> [TASK BRIEF]: Would you retype, word for word, the line with "Decode this image" and each line after it to the end of the entries below, leaving the pictures out?

--- THE DATA Enclosed Below ---

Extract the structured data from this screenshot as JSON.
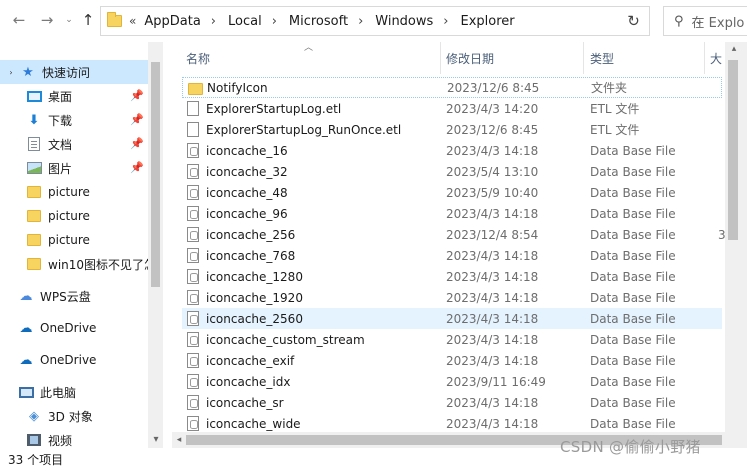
{
  "nav": {
    "path_lead": "«",
    "breadcrumbs": [
      "AppData",
      "Local",
      "Microsoft",
      "Windows",
      "Explorer"
    ],
    "search_placeholder": "在 Explo"
  },
  "sidebar": {
    "items": [
      {
        "label": "快速访问",
        "icon": "star-icon",
        "selected": true,
        "pinned": false
      },
      {
        "label": "桌面",
        "icon": "desktop-icon",
        "selected": false,
        "pinned": true
      },
      {
        "label": "下载",
        "icon": "download-icon",
        "selected": false,
        "pinned": true
      },
      {
        "label": "文档",
        "icon": "document-icon",
        "selected": false,
        "pinned": true
      },
      {
        "label": "图片",
        "icon": "pictures-icon",
        "selected": false,
        "pinned": true
      },
      {
        "label": "picture",
        "icon": "folder-icon",
        "selected": false,
        "pinned": false
      },
      {
        "label": "picture",
        "icon": "folder-icon",
        "selected": false,
        "pinned": false
      },
      {
        "label": "picture",
        "icon": "folder-icon",
        "selected": false,
        "pinned": false
      },
      {
        "label": "win10图标不见了怎",
        "icon": "folder-icon",
        "selected": false,
        "pinned": false
      },
      {
        "label": "WPS云盘",
        "icon": "wps-cloud-icon",
        "selected": false,
        "pinned": false
      },
      {
        "label": "OneDrive",
        "icon": "onedrive-icon",
        "selected": false,
        "pinned": false
      },
      {
        "label": "OneDrive",
        "icon": "onedrive-icon",
        "selected": false,
        "pinned": false
      },
      {
        "label": "此电脑",
        "icon": "computer-icon",
        "selected": false,
        "pinned": false
      },
      {
        "label": "3D 对象",
        "icon": "3d-objects-icon",
        "selected": false,
        "pinned": false
      },
      {
        "label": "视频",
        "icon": "videos-icon",
        "selected": false,
        "pinned": false
      }
    ]
  },
  "columns": {
    "name": "名称",
    "date": "修改日期",
    "type": "类型",
    "size": "大"
  },
  "files": [
    {
      "name": "NotifyIcon",
      "date": "2023/12/6 8:45",
      "type": "文件夹",
      "size": "",
      "kind": "folder"
    },
    {
      "name": "ExplorerStartupLog.etl",
      "date": "2023/4/3 14:20",
      "type": "ETL 文件",
      "size": "",
      "kind": "doc"
    },
    {
      "name": "ExplorerStartupLog_RunOnce.etl",
      "date": "2023/12/6 8:45",
      "type": "ETL 文件",
      "size": "",
      "kind": "doc"
    },
    {
      "name": "iconcache_16",
      "date": "2023/4/3 14:18",
      "type": "Data Base File",
      "size": "",
      "kind": "db"
    },
    {
      "name": "iconcache_32",
      "date": "2023/5/4 13:10",
      "type": "Data Base File",
      "size": "",
      "kind": "db"
    },
    {
      "name": "iconcache_48",
      "date": "2023/5/9 10:40",
      "type": "Data Base File",
      "size": "",
      "kind": "db"
    },
    {
      "name": "iconcache_96",
      "date": "2023/4/3 14:18",
      "type": "Data Base File",
      "size": "",
      "kind": "db"
    },
    {
      "name": "iconcache_256",
      "date": "2023/12/4 8:54",
      "type": "Data Base File",
      "size": "3",
      "kind": "db"
    },
    {
      "name": "iconcache_768",
      "date": "2023/4/3 14:18",
      "type": "Data Base File",
      "size": "",
      "kind": "db"
    },
    {
      "name": "iconcache_1280",
      "date": "2023/4/3 14:18",
      "type": "Data Base File",
      "size": "",
      "kind": "db"
    },
    {
      "name": "iconcache_1920",
      "date": "2023/4/3 14:18",
      "type": "Data Base File",
      "size": "",
      "kind": "db"
    },
    {
      "name": "iconcache_2560",
      "date": "2023/4/3 14:18",
      "type": "Data Base File",
      "size": "",
      "kind": "db"
    },
    {
      "name": "iconcache_custom_stream",
      "date": "2023/4/3 14:18",
      "type": "Data Base File",
      "size": "",
      "kind": "db"
    },
    {
      "name": "iconcache_exif",
      "date": "2023/4/3 14:18",
      "type": "Data Base File",
      "size": "",
      "kind": "db"
    },
    {
      "name": "iconcache_idx",
      "date": "2023/9/11 16:49",
      "type": "Data Base File",
      "size": "",
      "kind": "db"
    },
    {
      "name": "iconcache_sr",
      "date": "2023/4/3 14:18",
      "type": "Data Base File",
      "size": "",
      "kind": "db"
    },
    {
      "name": "iconcache_wide",
      "date": "2023/4/3 14:18",
      "type": "Data Base File",
      "size": "",
      "kind": "db"
    }
  ],
  "focused_row": 0,
  "hovered_row": 11,
  "status": {
    "item_count": "33 个项目"
  },
  "watermark": "CSDN @偷偷小野猪"
}
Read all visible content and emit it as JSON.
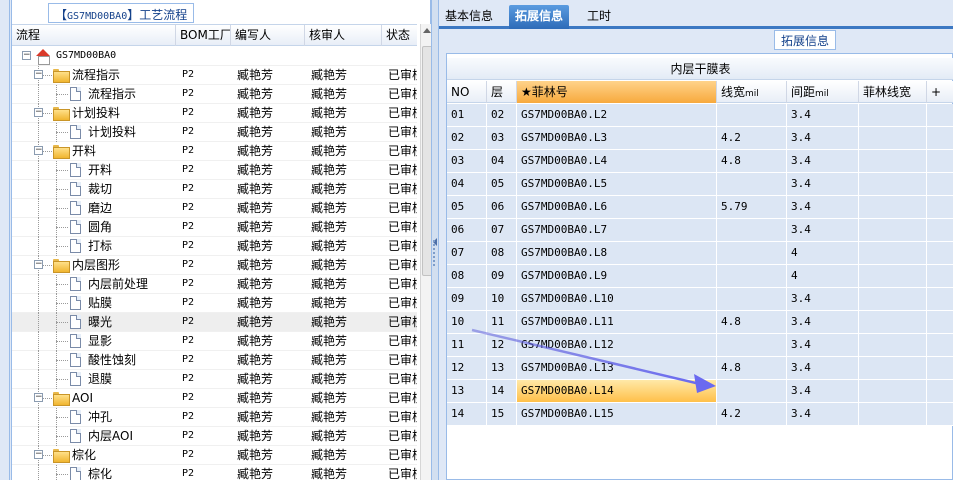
{
  "left": {
    "title_prefix": "【",
    "title_code": "GS7MD00BA0",
    "title_suffix": "】工艺流程",
    "columns": [
      "流程",
      "BOM工厂",
      "编写人",
      "核审人",
      "状态"
    ],
    "rows": [
      {
        "label": "GS7MD00BA0",
        "type": "root",
        "factory": "",
        "author": "",
        "reviewer": "",
        "status": ""
      },
      {
        "label": "流程指示",
        "type": "folder",
        "factory": "P2",
        "author": "臧艳芳",
        "reviewer": "臧艳芳",
        "status": "已审核"
      },
      {
        "label": "流程指示",
        "type": "doc",
        "factory": "P2",
        "author": "臧艳芳",
        "reviewer": "臧艳芳",
        "status": "已审核"
      },
      {
        "label": "计划投料",
        "type": "folder",
        "factory": "P2",
        "author": "臧艳芳",
        "reviewer": "臧艳芳",
        "status": "已审核"
      },
      {
        "label": "计划投料",
        "type": "doc",
        "factory": "P2",
        "author": "臧艳芳",
        "reviewer": "臧艳芳",
        "status": "已审核"
      },
      {
        "label": "开料",
        "type": "folder",
        "factory": "P2",
        "author": "臧艳芳",
        "reviewer": "臧艳芳",
        "status": "已审核"
      },
      {
        "label": "开料",
        "type": "doc",
        "factory": "P2",
        "author": "臧艳芳",
        "reviewer": "臧艳芳",
        "status": "已审核"
      },
      {
        "label": "裁切",
        "type": "doc",
        "factory": "P2",
        "author": "臧艳芳",
        "reviewer": "臧艳芳",
        "status": "已审核"
      },
      {
        "label": "磨边",
        "type": "doc",
        "factory": "P2",
        "author": "臧艳芳",
        "reviewer": "臧艳芳",
        "status": "已审核"
      },
      {
        "label": "圆角",
        "type": "doc",
        "factory": "P2",
        "author": "臧艳芳",
        "reviewer": "臧艳芳",
        "status": "已审核"
      },
      {
        "label": "打标",
        "type": "doc",
        "factory": "P2",
        "author": "臧艳芳",
        "reviewer": "臧艳芳",
        "status": "已审核"
      },
      {
        "label": "内层图形",
        "type": "folder",
        "factory": "P2",
        "author": "臧艳芳",
        "reviewer": "臧艳芳",
        "status": "已审核"
      },
      {
        "label": "内层前处理",
        "type": "doc",
        "factory": "P2",
        "author": "臧艳芳",
        "reviewer": "臧艳芳",
        "status": "已审核"
      },
      {
        "label": "贴膜",
        "type": "doc",
        "factory": "P2",
        "author": "臧艳芳",
        "reviewer": "臧艳芳",
        "status": "已审核"
      },
      {
        "label": "曝光",
        "type": "doc",
        "factory": "P2",
        "author": "臧艳芳",
        "reviewer": "臧艳芳",
        "status": "已审核",
        "selected": true
      },
      {
        "label": "显影",
        "type": "doc",
        "factory": "P2",
        "author": "臧艳芳",
        "reviewer": "臧艳芳",
        "status": "已审核"
      },
      {
        "label": "酸性蚀刻",
        "type": "doc",
        "factory": "P2",
        "author": "臧艳芳",
        "reviewer": "臧艳芳",
        "status": "已审核"
      },
      {
        "label": "退膜",
        "type": "doc",
        "factory": "P2",
        "author": "臧艳芳",
        "reviewer": "臧艳芳",
        "status": "已审核"
      },
      {
        "label": "AOI",
        "type": "folder",
        "factory": "P2",
        "author": "臧艳芳",
        "reviewer": "臧艳芳",
        "status": "已审核"
      },
      {
        "label": "冲孔",
        "type": "doc",
        "factory": "P2",
        "author": "臧艳芳",
        "reviewer": "臧艳芳",
        "status": "已审核"
      },
      {
        "label": "内层AOI",
        "type": "doc",
        "factory": "P2",
        "author": "臧艳芳",
        "reviewer": "臧艳芳",
        "status": "已审核"
      },
      {
        "label": "棕化",
        "type": "folder",
        "factory": "P2",
        "author": "臧艳芳",
        "reviewer": "臧艳芳",
        "status": "已审核"
      },
      {
        "label": "棕化",
        "type": "doc",
        "factory": "P2",
        "author": "臧艳芳",
        "reviewer": "臧艳芳",
        "status": "已审核"
      }
    ]
  },
  "right": {
    "tabs": [
      "基本信息",
      "拓展信息",
      "工时"
    ],
    "active_tab": 1,
    "section_label": "拓展信息",
    "grid_title": "内层干膜表",
    "columns": [
      {
        "label": "NO",
        "unit": ""
      },
      {
        "label": "层",
        "unit": ""
      },
      {
        "label": "★菲林号",
        "unit": ""
      },
      {
        "label": "线宽",
        "unit": "mil"
      },
      {
        "label": "间距",
        "unit": "mil"
      },
      {
        "label": "菲林线宽",
        "unit": ""
      },
      {
        "label": "+",
        "unit": ""
      }
    ],
    "rows": [
      [
        "01",
        "02",
        "GS7MD00BA0.L2",
        "",
        "3.4",
        ""
      ],
      [
        "02",
        "03",
        "GS7MD00BA0.L3",
        "4.2",
        "3.4",
        ""
      ],
      [
        "03",
        "04",
        "GS7MD00BA0.L4",
        "4.8",
        "3.4",
        ""
      ],
      [
        "04",
        "05",
        "GS7MD00BA0.L5",
        "",
        "3.4",
        ""
      ],
      [
        "05",
        "06",
        "GS7MD00BA0.L6",
        "5.79",
        "3.4",
        ""
      ],
      [
        "06",
        "07",
        "GS7MD00BA0.L7",
        "",
        "3.4",
        ""
      ],
      [
        "07",
        "08",
        "GS7MD00BA0.L8",
        "",
        "4",
        ""
      ],
      [
        "08",
        "09",
        "GS7MD00BA0.L9",
        "",
        "4",
        ""
      ],
      [
        "09",
        "10",
        "GS7MD00BA0.L10",
        "",
        "3.4",
        ""
      ],
      [
        "10",
        "11",
        "GS7MD00BA0.L11",
        "4.8",
        "3.4",
        ""
      ],
      [
        "11",
        "12",
        "GS7MD00BA0.L12",
        "",
        "3.4",
        ""
      ],
      [
        "12",
        "13",
        "GS7MD00BA0.L13",
        "4.8",
        "3.4",
        ""
      ],
      [
        "13",
        "14",
        "GS7MD00BA0.L14",
        "",
        "3.4",
        ""
      ],
      [
        "14",
        "15",
        "GS7MD00BA0.L15",
        "4.2",
        "3.4",
        ""
      ]
    ],
    "highlight_row": 12,
    "highlight_col": 2
  },
  "colors": {
    "accent": "#3c78c3",
    "highlight": "#ffc04a",
    "grid_cell": "#dce6f4",
    "annotation_arrow": "#6a6af0"
  },
  "icons": {
    "root": "home-icon",
    "folder": "folder-icon",
    "doc": "document-icon"
  }
}
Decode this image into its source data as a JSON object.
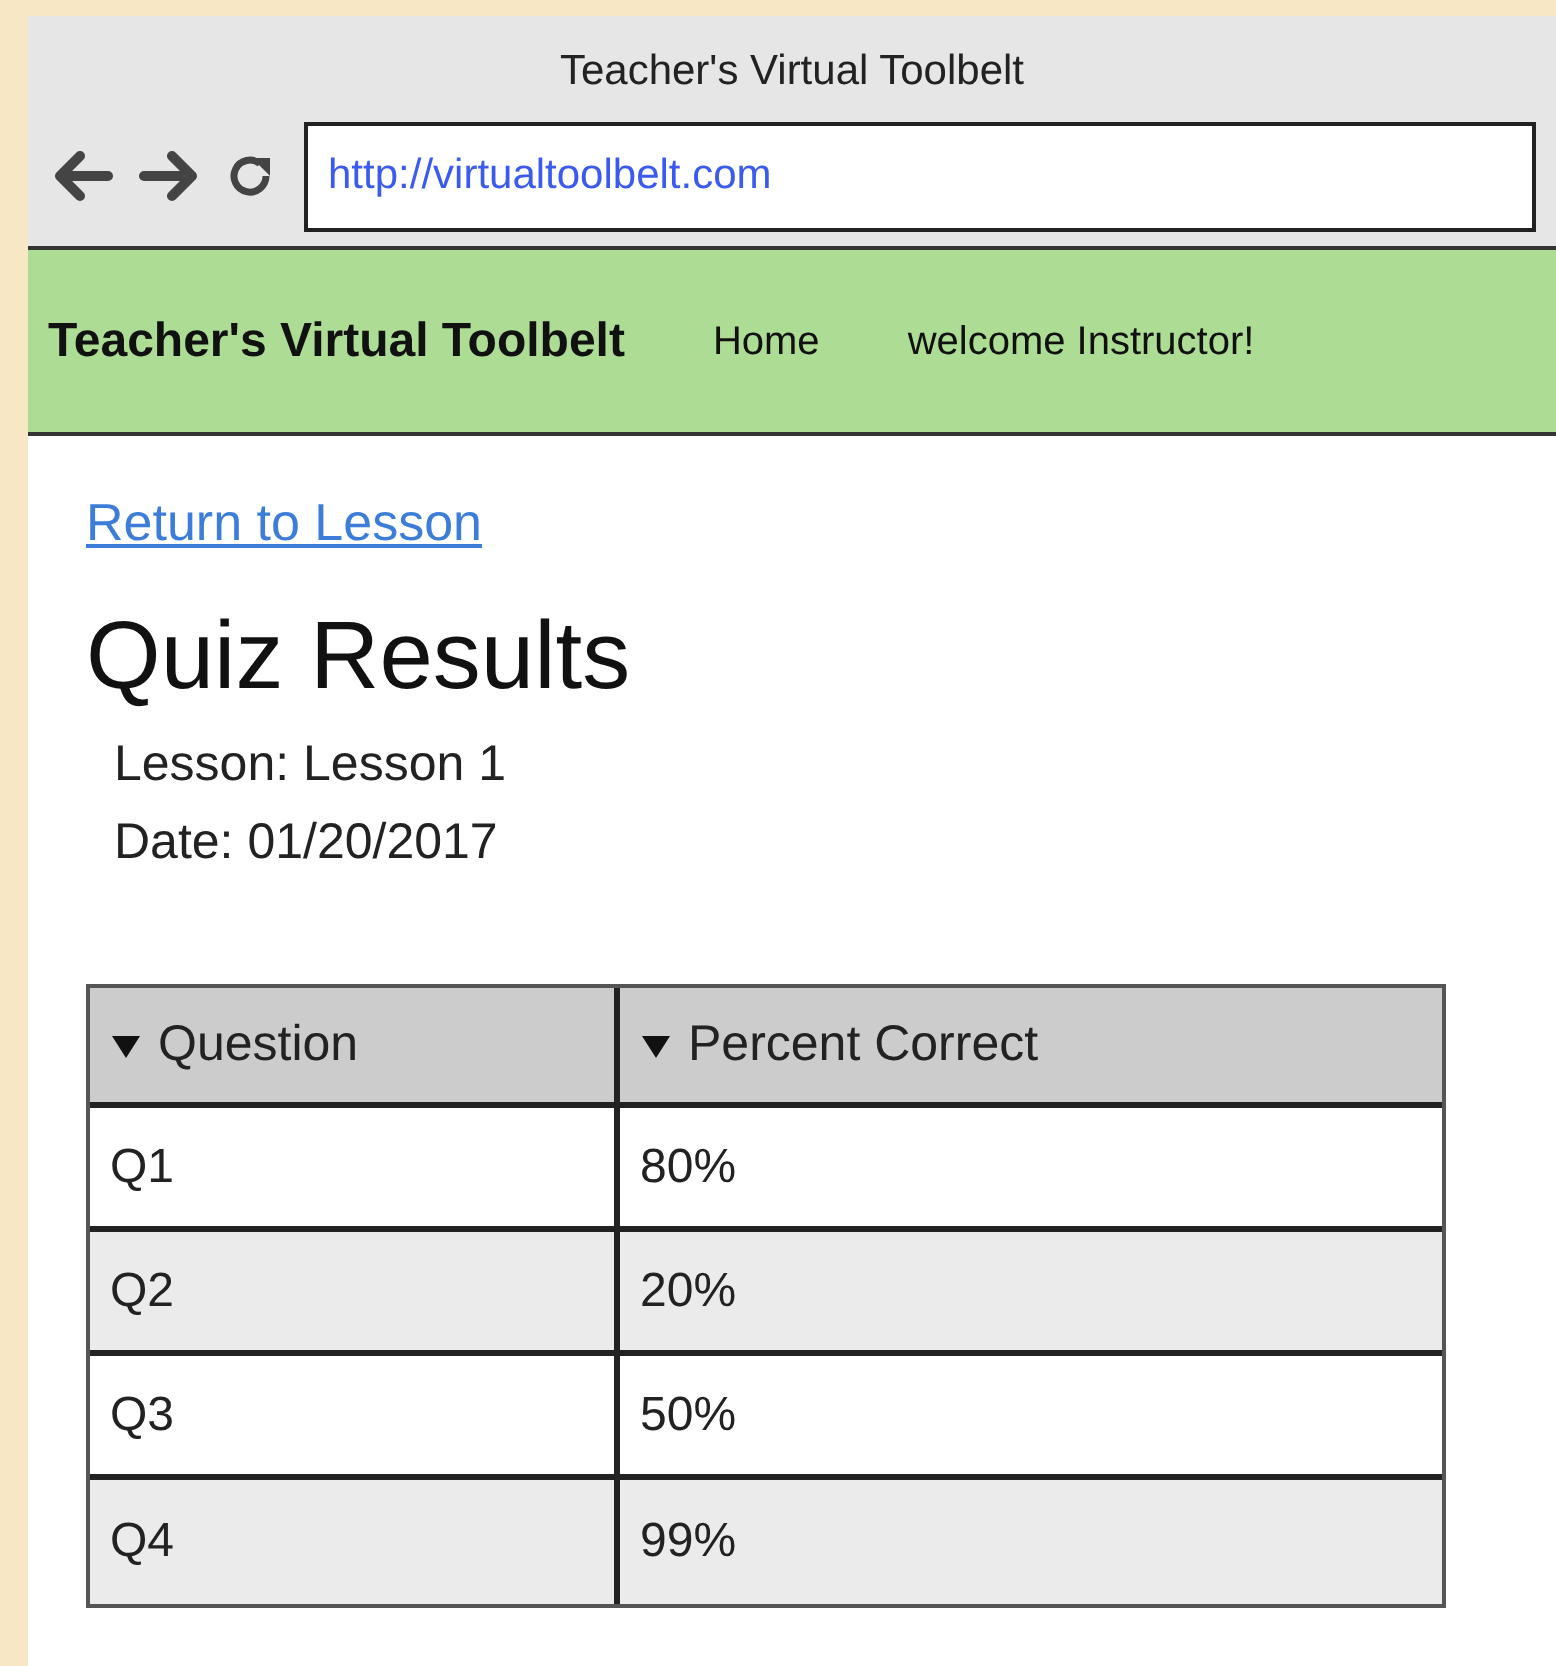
{
  "window": {
    "title": "Teacher's Virtual Toolbelt"
  },
  "address_bar": {
    "value": "http://virtualtoolbelt.com"
  },
  "navbar": {
    "brand": "Teacher's Virtual Toolbelt",
    "links": [
      "Home"
    ],
    "greeting": "welcome Instructor!"
  },
  "back_link": "Return to Lesson",
  "heading": "Quiz Results",
  "details": [
    "Lesson: Lesson 1",
    "Date: 01/20/2017"
  ],
  "table": {
    "columns": [
      "Question",
      "Percent Correct"
    ],
    "rows": [
      [
        "Q1",
        "80%"
      ],
      [
        "Q2",
        "20%"
      ],
      [
        "Q3",
        "50%"
      ],
      [
        "Q4",
        "99%"
      ]
    ]
  }
}
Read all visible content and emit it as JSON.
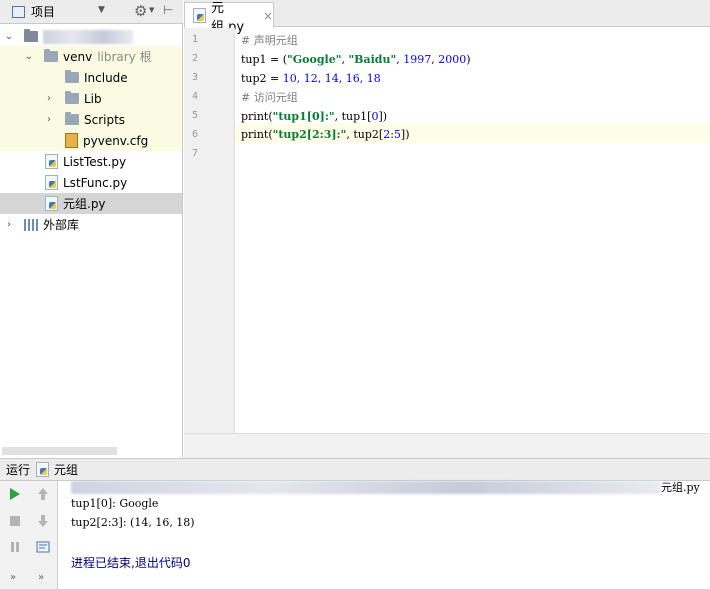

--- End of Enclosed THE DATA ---

> [EXERCISE ANSWER]:
Decode this image into its source data as a JSON object.
{
  "window": {
    "title": "Teacher's Virtual Toolbelt"
  },
  "address_bar": {
    "value": "http://virtualtoolbelt.com"
  },
  "navbar": {
    "brand": "Teacher's Virtual Toolbelt",
    "links": [
      "Home"
    ],
    "greeting": "welcome Instructor!"
  },
  "back_link": "Return to Lesson",
  "heading": "Quiz Results",
  "details": [
    "Lesson: Lesson 1",
    "Date: 01/20/2017"
  ],
  "table": {
    "columns": [
      "Question",
      "Percent Correct"
    ],
    "rows": [
      [
        "Q1",
        "80%"
      ],
      [
        "Q2",
        "20%"
      ],
      [
        "Q3",
        "50%"
      ],
      [
        "Q4",
        "99%"
      ]
    ]
  }
}
Read all visible content and emit it as JSON.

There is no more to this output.